Try it: Each entry is to be given again word for word; images are dropped.

Records provided:

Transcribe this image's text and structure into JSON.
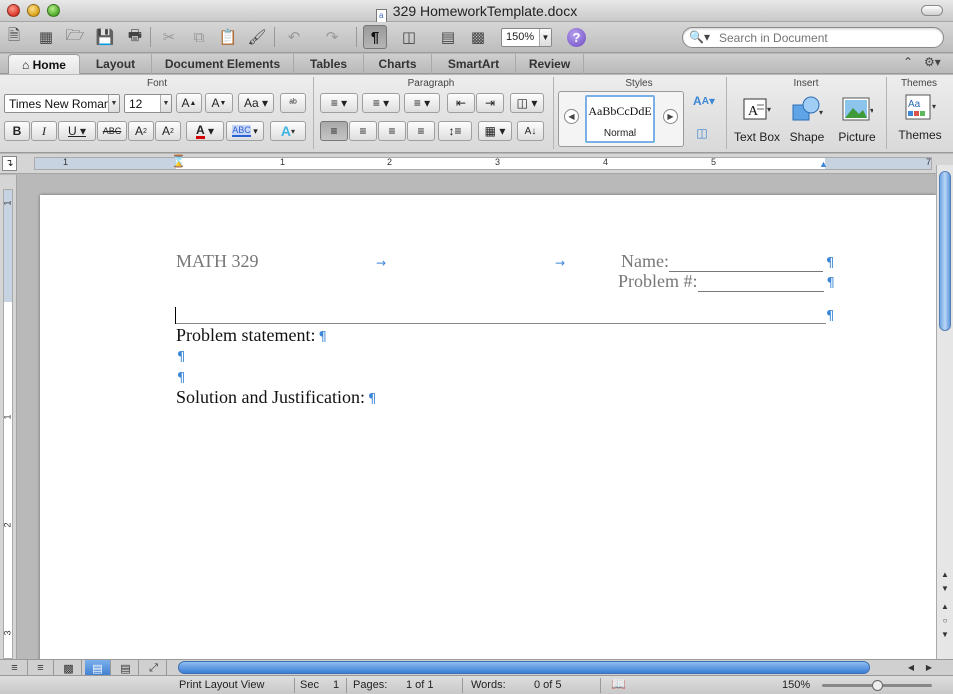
{
  "window": {
    "title": "329 HomeworkTemplate.docx"
  },
  "toolbar": {
    "zoom_value": "150%",
    "search_placeholder": "Search in Document"
  },
  "ribbon_tabs": [
    {
      "label": "Home",
      "active": true
    },
    {
      "label": "Layout"
    },
    {
      "label": "Document Elements"
    },
    {
      "label": "Tables"
    },
    {
      "label": "Charts"
    },
    {
      "label": "SmartArt"
    },
    {
      "label": "Review"
    }
  ],
  "ribbon": {
    "groups": {
      "font": "Font",
      "paragraph": "Paragraph",
      "styles": "Styles",
      "insert": "Insert",
      "themes": "Themes"
    },
    "font_name": "Times New Roman",
    "font_size": "12",
    "style_sample": "AaBbCcDdE",
    "style_name": "Normal",
    "insert_buttons": {
      "text_box": "Text Box",
      "shape": "Shape",
      "picture": "Picture"
    },
    "themes_button": "Themes",
    "font_color": "#d40000",
    "highlight_color": "#2b5fd6"
  },
  "ruler": {
    "h_numbers": [
      "1",
      "1",
      "2",
      "3",
      "4",
      "5",
      "7"
    ],
    "v_numbers": [
      "1",
      "1",
      "2",
      "3"
    ]
  },
  "document": {
    "course": "MATH 329",
    "name_label": "Name:",
    "problem_label": "Problem #:",
    "problem_statement": "Problem statement:",
    "solution": "Solution and Justification:",
    "pilcrow": "¶",
    "tab_mark": "→"
  },
  "statusbar": {
    "view": "Print Layout View",
    "sec_label": "Sec",
    "sec_value": "1",
    "pages_label": "Pages:",
    "pages_value": "1 of 1",
    "words_label": "Words:",
    "words_value": "0 of 5",
    "zoom": "150%"
  },
  "accent": "#3b86d6"
}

Answer space:
Transcribe this image's text and structure into JSON.
{
  "window": {
    "title": "329 HomeworkTemplate.docx"
  },
  "toolbar": {
    "zoom_value": "150%",
    "search_placeholder": "Search in Document"
  },
  "ribbon_tabs": [
    {
      "label": "Home",
      "active": true
    },
    {
      "label": "Layout"
    },
    {
      "label": "Document Elements"
    },
    {
      "label": "Tables"
    },
    {
      "label": "Charts"
    },
    {
      "label": "SmartArt"
    },
    {
      "label": "Review"
    }
  ],
  "ribbon": {
    "groups": {
      "font": "Font",
      "paragraph": "Paragraph",
      "styles": "Styles",
      "insert": "Insert",
      "themes": "Themes"
    },
    "font_name": "Times New Roman",
    "font_size": "12",
    "style_sample": "AaBbCcDdE",
    "style_name": "Normal",
    "insert_buttons": {
      "text_box": "Text Box",
      "shape": "Shape",
      "picture": "Picture"
    },
    "themes_button": "Themes",
    "font_color": "#d40000",
    "highlight_color": "#2b5fd6"
  },
  "ruler": {
    "h_numbers": [
      "1",
      "1",
      "2",
      "3",
      "4",
      "5",
      "7"
    ],
    "v_numbers": [
      "1",
      "1",
      "2",
      "3"
    ]
  },
  "document": {
    "course": "MATH 329",
    "name_label": "Name:",
    "problem_label": "Problem #:",
    "problem_statement": "Problem statement:",
    "solution": "Solution and Justification:",
    "pilcrow": "¶",
    "tab_mark": "→"
  },
  "statusbar": {
    "view": "Print Layout View",
    "sec_label": "Sec",
    "sec_value": "1",
    "pages_label": "Pages:",
    "pages_value": "1 of 1",
    "words_label": "Words:",
    "words_value": "0 of 5",
    "zoom": "150%"
  },
  "accent": "#3b86d6"
}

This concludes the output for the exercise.